(Brand name) provides (target audience) with (offer) that (main benefit/pain point relief that sets you apart from your competition) because (your reason why).
It’s all there – who you serve, your offer, your brand promise, why you do what you do, and how you do it differently from others.
You can take up more words, more space, if necessary. But remember, with a positioning statement, a brand needs to keep it short and to the point. This is not the time for flowery prose or waxing poetic.
We’ve already mentioned that a brand positioning statement is great for your marketing team and their efforts. In creating and using a positioning statement, a brand positioning itself firmly amongst the competition becomes easier.
And there are other benefits, too.
In creating your brand positioning statement, you gain an immense amount of clarity you may not otherwise have had the opportunity to acquire. Consider all that thinking involved. It has to lead to something good, right?
You can also share your brand positioning statement with others outside of marketing. When everyone involved in your business knows exactly who you are, what you do, and why you do it – this inspires that company culture and unity so many strive to achieve but never do.

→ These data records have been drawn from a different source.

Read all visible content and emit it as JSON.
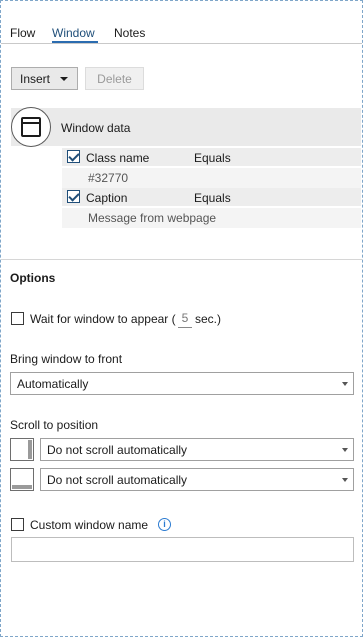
{
  "tabs": [
    {
      "label": "Flow",
      "active": false
    },
    {
      "label": "Window",
      "active": true
    },
    {
      "label": "Notes",
      "active": false
    }
  ],
  "toolbar": {
    "insert_label": "Insert",
    "delete_label": "Delete"
  },
  "window_data": {
    "title": "Window data",
    "icon": "window-icon",
    "conditions": [
      {
        "checked": true,
        "field": "Class name",
        "operator": "Equals",
        "value": "#32770"
      },
      {
        "checked": true,
        "field": "Caption",
        "operator": "Equals",
        "value": "Message from webpage"
      }
    ]
  },
  "options": {
    "heading": "Options",
    "wait": {
      "checked": false,
      "label_before": "Wait for window to appear (",
      "seconds": "5",
      "label_after": "sec.)"
    },
    "bring_to_front": {
      "label": "Bring window to front",
      "value": "Automatically"
    },
    "scroll": {
      "label": "Scroll to position",
      "vertical": {
        "icon": "vertical-scroll-icon",
        "value": "Do not scroll automatically"
      },
      "horizontal": {
        "icon": "horizontal-scroll-icon",
        "value": "Do not scroll automatically"
      }
    },
    "custom_name": {
      "checked": false,
      "label": "Custom window name",
      "info_icon": "info-icon",
      "value": ""
    }
  },
  "colors": {
    "accent": "#2b6cb0",
    "border": "#7fa6c9"
  }
}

Inspire your sales team. Inspire your administrative staff. Inspire your customer service reps. Imagine them all pulling together.
With everyone on the same page, you can create a cohesive, unstoppable business team that won’t settle for anything but the best out of themselves and each other. Imagine the change that can bring to your little corner of the world.
Not bad for an introverted little statement, eh?
Bring us your brand’s positioning statement - or allow us to help you create one - and we can get a better idea of just who you are and who you serve. Why you do what you do. Then, when we sit down to create your brand identity, we’ll be better informed and ready to go.
So, get busy on that quiet little inspiring statement that positions your brand firmly in its place, and then contact us to handle the rest. It really is that easy to create a cohesive, professional identity for your business.
And that’s something to be happy about.
Chris brings over a decade of industry experience to Red Kite working at design agencies in both the UK and Australia. Over the years he has accumulated a wealth of graphic design, strategic identity design and marketing experience. Chris is a hugely passionate identity designer endeavouring to offer the highest quality branding and logo design Brisbane and Australia wide. Chat to Chris about your branding.